Democrats and President Obama gathered the most momentum from this past weekend's gathering of conservative activists, the party claimed Monday.

The Democratic National Committee (DNC) sought to spin the now-concluded Conservative Political Action Conference (CPAC) in their own favor, releasing a web video framing the Republicans who spoke at CPAC -- including a number of possible presidential candidates -- as focused on issues from the past.

"The biggest winners coming out of CPAC were Democrats and the president, as it is clear, based on the presentations there, that Republicans have no message and nothing to offer the public accept re-fighting the political and legislative battles - battles they have already lost," DNC communications director Brad Woodhouse wrote in an email about the new video.

CPAC, the annual gathering of conservatives in Washington, is typically seen as a moment for the GOP's grassroots to organize, and for the party's elected leaders to impress would-be voters.

The conference's straw poll gauging attendees' preference for the next Republican presidential nominee is of particular significance as the 2012 cycle gets underway. Rep. Ron Paul (R-Texas) won the straw poll, followed by former Massachusetts Gov. Mitt Romney (R).

The new video features snippets of speeches by many of the top Republican speakers at the event, calling for the elimination of the Department of Education or the Environmental Protection Agency (EPA), and for the repeal of healthcare reform -- all met with applause by the CPAC audience. Those clips are juxtaposed against excerpts of Obama's State of the Union address and other talking points by Democratic lawmakers.

Democrats sought to spun Republicans' CPAC speeches throughout the weekend with rapid response efforts to soften the blows delivered by Republicans in their speeches. Elements of that debate will play out this coming week as well, as the White House releases its budget for the coming year.

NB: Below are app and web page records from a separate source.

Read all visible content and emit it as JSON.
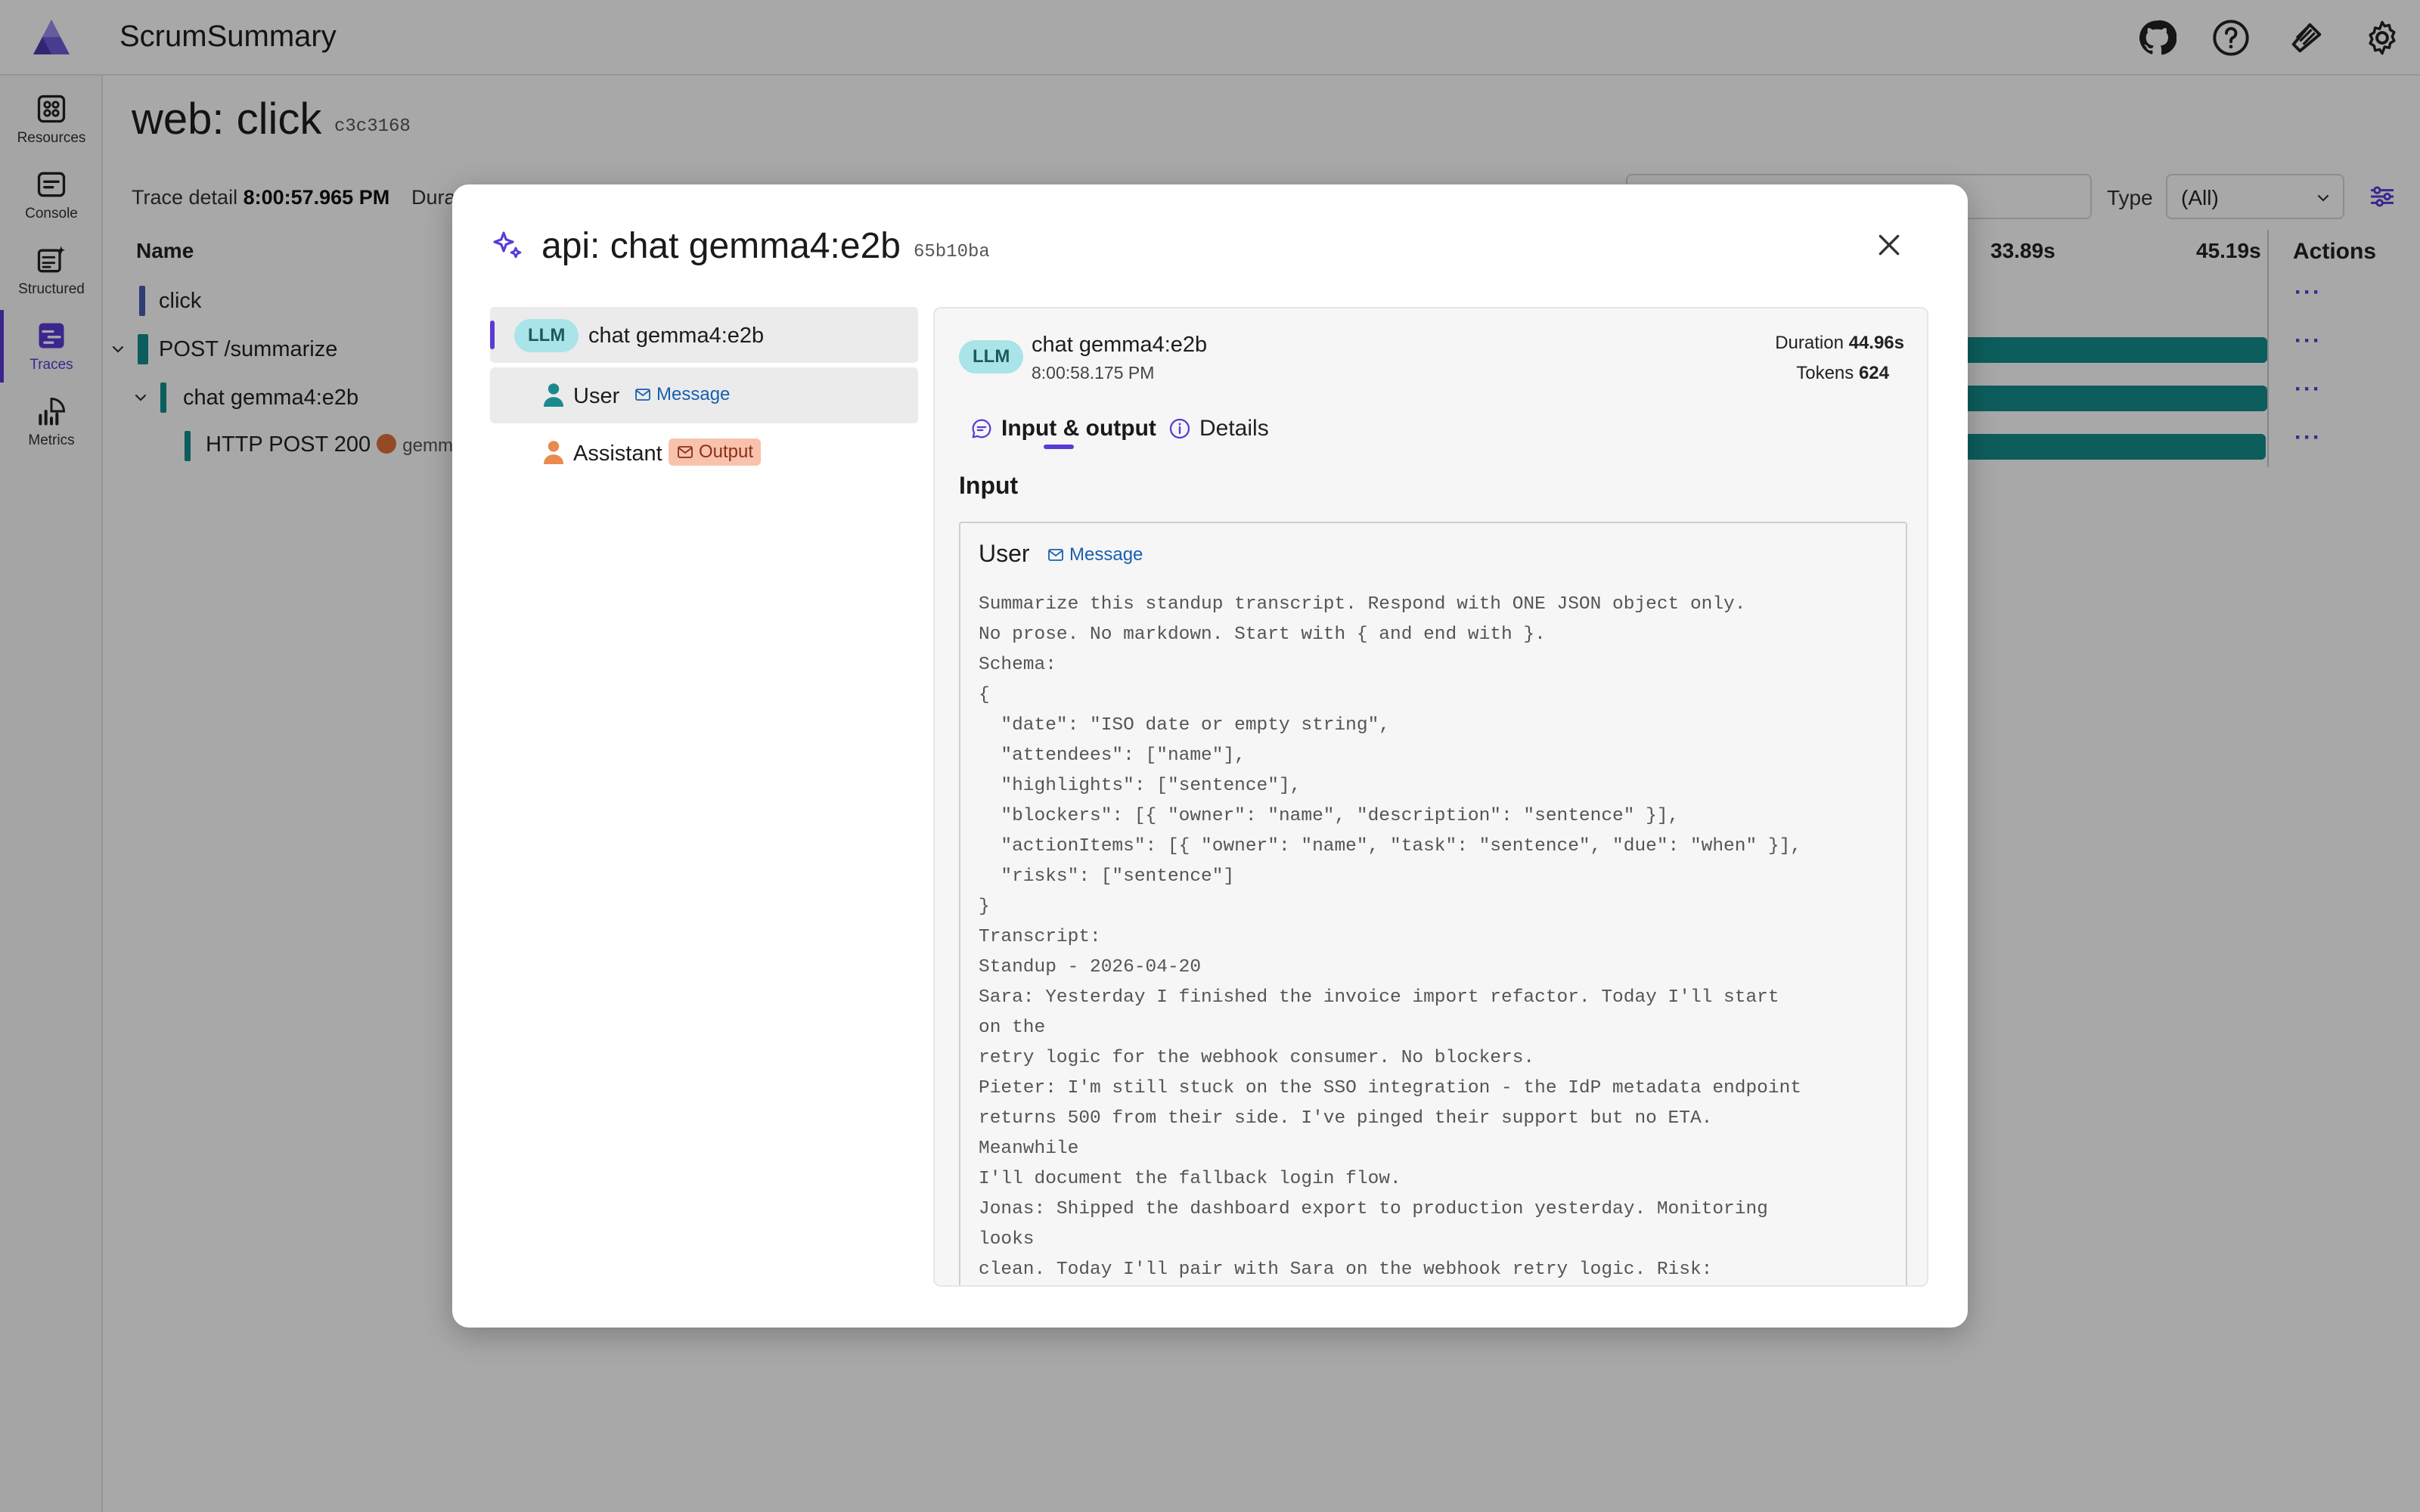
{
  "app": {
    "title": "ScrumSummary",
    "sidebar": [
      {
        "label": "Resources",
        "icon": "resources-icon"
      },
      {
        "label": "Console",
        "icon": "console-icon"
      },
      {
        "label": "Structured",
        "icon": "structured-icon"
      },
      {
        "label": "Traces",
        "icon": "traces-icon",
        "active": true
      },
      {
        "label": "Metrics",
        "icon": "metrics-icon"
      }
    ],
    "page_title": "web: click",
    "page_id": "c3c3168",
    "trace_detail_label": "Trace detail",
    "trace_detail_time": "8:00:57.965 PM",
    "duration_label": "Dura",
    "type_label": "Type",
    "type_value": "(All)",
    "columns": {
      "name": "Name",
      "t1": "33.89s",
      "t2": "45.19s",
      "actions": "Actions"
    },
    "rows": [
      {
        "label": "click"
      },
      {
        "label": "POST /summarize"
      },
      {
        "label": "chat gemma4:e2b"
      },
      {
        "label": "HTTP POST 200",
        "suffix": "gemma"
      }
    ],
    "accent": "#5b3bd6",
    "bar_color": "#158d8d"
  },
  "modal": {
    "title": "api: chat gemma4:e2b",
    "id": "65b10ba",
    "tree": [
      {
        "badge": "LLM",
        "label": "chat gemma4:e2b"
      },
      {
        "label": "User",
        "chip": "Message"
      },
      {
        "label": "Assistant",
        "chip": "Output"
      }
    ],
    "panel": {
      "badge": "LLM",
      "name": "chat gemma4:e2b",
      "time": "8:00:58.175 PM",
      "duration_label": "Duration",
      "duration_value": "44.96s",
      "tokens_label": "Tokens",
      "tokens_value": "624",
      "tabs": [
        "Input & output",
        "Details"
      ],
      "input_heading": "Input",
      "message_role": "User",
      "message_chip": "Message",
      "message_text": "Summarize this standup transcript. Respond with ONE JSON object only.\nNo prose. No markdown. Start with { and end with }.\nSchema:\n{\n  \"date\": \"ISO date or empty string\",\n  \"attendees\": [\"name\"],\n  \"highlights\": [\"sentence\"],\n  \"blockers\": [{ \"owner\": \"name\", \"description\": \"sentence\" }],\n  \"actionItems\": [{ \"owner\": \"name\", \"task\": \"sentence\", \"due\": \"when\" }],\n  \"risks\": [\"sentence\"]\n}\nTranscript:\nStandup - 2026-04-20\nSara: Yesterday I finished the invoice import refactor. Today I'll start\non the\nretry logic for the webhook consumer. No blockers.\nPieter: I'm still stuck on the SSO integration - the IdP metadata endpoint\nreturns 500 from their side. I've pinged their support but no ETA.\nMeanwhile\nI'll document the fallback login flow.\nJonas: Shipped the dashboard export to production yesterday. Monitoring\nlooks\nclean. Today I'll pair with Sara on the webhook retry logic. Risk:"
    }
  }
}
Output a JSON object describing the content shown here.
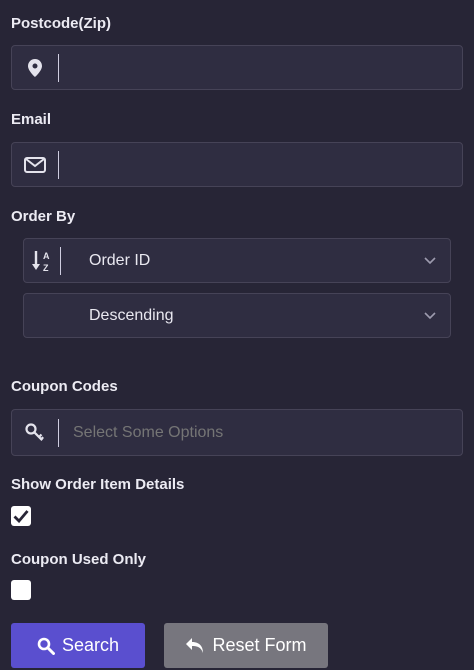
{
  "postcode": {
    "label": "Postcode(Zip)",
    "value": "",
    "icon": "map-marker-icon"
  },
  "email": {
    "label": "Email",
    "value": "",
    "icon": "envelope-icon"
  },
  "order_by": {
    "label": "Order By",
    "icon": "sort-alpha-icon",
    "field_value": "Order ID",
    "direction_value": "Descending"
  },
  "coupon_codes": {
    "label": "Coupon Codes",
    "placeholder": "Select Some Options",
    "icon": "key-icon"
  },
  "show_item_details": {
    "label": "Show Order Item Details",
    "checked": true
  },
  "coupon_used_only": {
    "label": "Coupon Used Only",
    "checked": false
  },
  "buttons": {
    "search_label": "Search",
    "reset_label": "Reset Form"
  },
  "colors": {
    "background": "#272536",
    "field": "#2f2d41",
    "primary_button": "#5a4fcf",
    "secondary_button": "#77767e"
  }
}
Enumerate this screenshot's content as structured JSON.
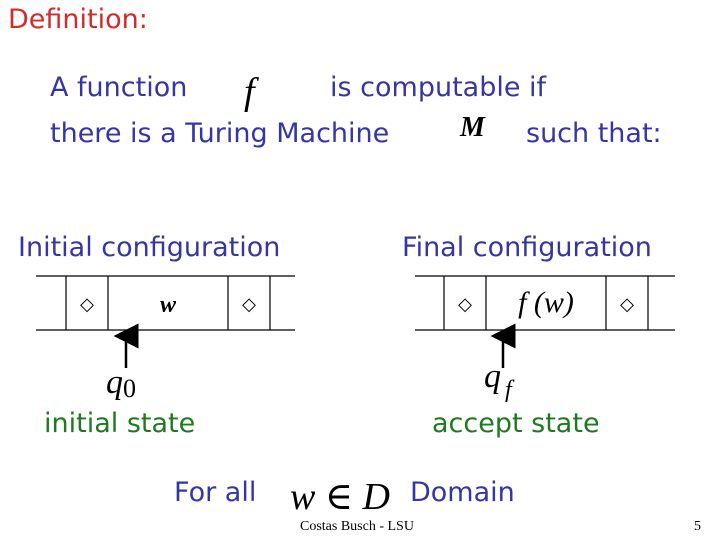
{
  "slide": {
    "title": "Definition:",
    "statement": {
      "line1_prefix": "A function",
      "function_symbol": "f",
      "line1_suffix": "is computable if",
      "line2_prefix": "there is a Turing Machine",
      "machine_symbol": "M",
      "line2_suffix": "such that:"
    },
    "initial": {
      "heading": "Initial configuration",
      "tape_cells": [
        "◇",
        "w",
        "◇"
      ],
      "state_symbol": "q",
      "state_subscript": "0",
      "state_label": "initial state"
    },
    "final": {
      "heading": "Final configuration",
      "tape_cells": [
        "◇",
        "f (w)",
        "◇"
      ],
      "state_symbol": "q",
      "state_subscript": "f",
      "state_label": "accept state"
    },
    "quantifier": {
      "prefix": "For all",
      "expression": "w ∈ D",
      "suffix": "Domain"
    },
    "footer": "Costas Busch - LSU",
    "page_number": "5"
  },
  "colors": {
    "title": "#d42a2a",
    "body_text": "#3535a6",
    "state_labels": "#1f7a1f",
    "math": "#000000"
  }
}
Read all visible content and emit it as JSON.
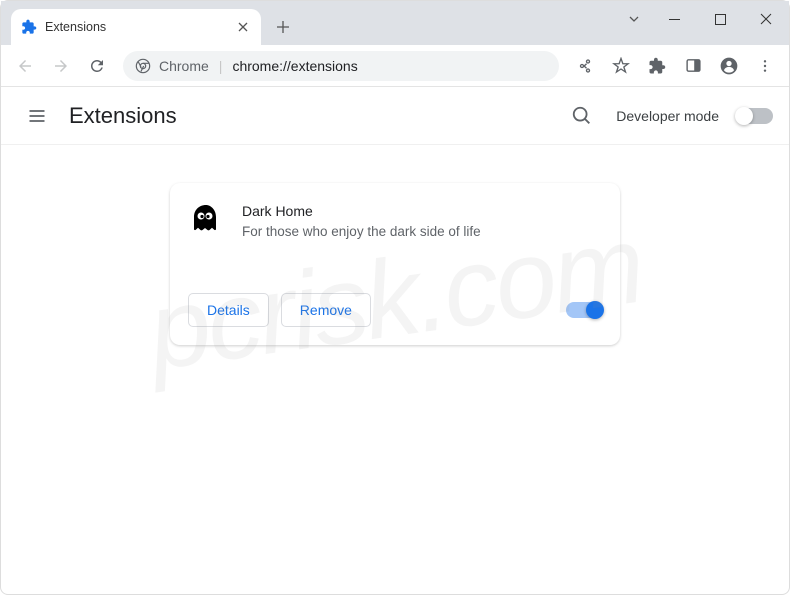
{
  "tab": {
    "title": "Extensions"
  },
  "address": {
    "prefix": "Chrome",
    "url": "chrome://extensions"
  },
  "page": {
    "title": "Extensions",
    "developer_mode_label": "Developer mode"
  },
  "extension": {
    "name": "Dark Home",
    "description": "For those who enjoy the dark side of life",
    "details_label": "Details",
    "remove_label": "Remove",
    "enabled": true
  },
  "watermark": "pcrisk.com"
}
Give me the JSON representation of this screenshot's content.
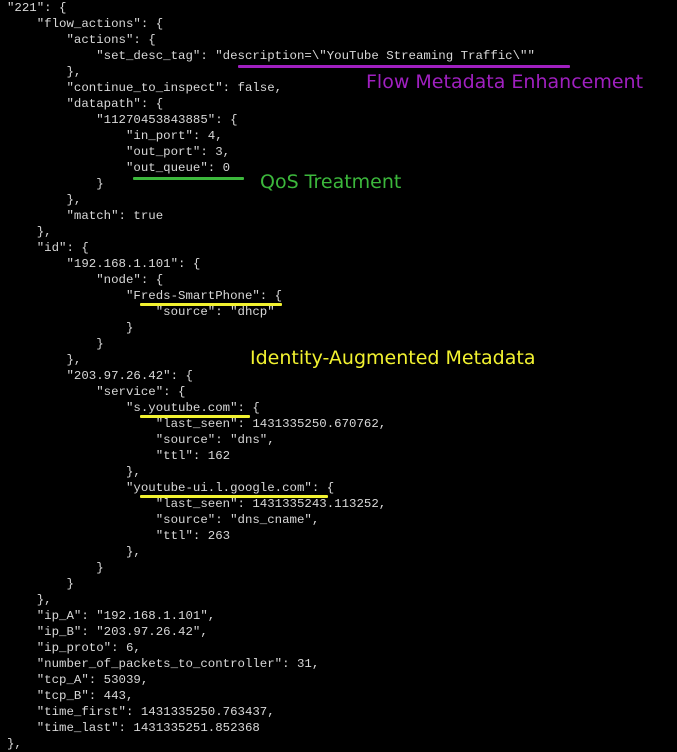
{
  "colors": {
    "background": "#000000",
    "text": "#d8d8d8",
    "flow_metadata": "#a020c0",
    "qos": "#3cb83c",
    "identity": "#f2f230"
  },
  "lines": [
    "\"221\": {",
    "    \"flow_actions\": {",
    "        \"actions\": {",
    "            \"set_desc_tag\": \"description=\\\"YouTube Streaming Traffic\\\"\"",
    "        },",
    "        \"continue_to_inspect\": false,",
    "        \"datapath\": {",
    "            \"11270453843885\": {",
    "                \"in_port\": 4,",
    "                \"out_port\": 3,",
    "                \"out_queue\": 0",
    "            }",
    "        },",
    "        \"match\": true",
    "    },",
    "    \"id\": {",
    "        \"192.168.1.101\": {",
    "            \"node\": {",
    "                \"Freds-SmartPhone\": {",
    "                    \"source\": \"dhcp\"",
    "                }",
    "            }",
    "        },",
    "        \"203.97.26.42\": {",
    "            \"service\": {",
    "                \"s.youtube.com\": {",
    "                    \"last_seen\": 1431335250.670762,",
    "                    \"source\": \"dns\",",
    "                    \"ttl\": 162",
    "                },",
    "                \"youtube-ui.l.google.com\": {",
    "                    \"last_seen\": 1431335243.113252,",
    "                    \"source\": \"dns_cname\",",
    "                    \"ttl\": 263",
    "                },",
    "            }",
    "        }",
    "    },",
    "    \"ip_A\": \"192.168.1.101\",",
    "    \"ip_B\": \"203.97.26.42\",",
    "    \"ip_proto\": 6,",
    "    \"number_of_packets_to_controller\": 31,",
    "    \"tcp_A\": 53039,",
    "    \"tcp_B\": 443,",
    "    \"time_first\": 1431335250.763437,",
    "    \"time_last\": 1431335251.852368",
    "},"
  ],
  "annotations": {
    "flow_metadata": "Flow Metadata Enhancement",
    "qos": "QoS Treatment",
    "identity": "Identity-Augmented Metadata"
  }
}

"While President Obama and Democrats are fighting to win the future by out-educating, out-innovating and out-building the rest of the world, the Republican Party on the other hand, as evidenced by its luminaries who spoke at CPAC and what they had to say there, wants to re-fight past battles and have no ideas for creating jobs or making America more globally competitive," said Woodhouse.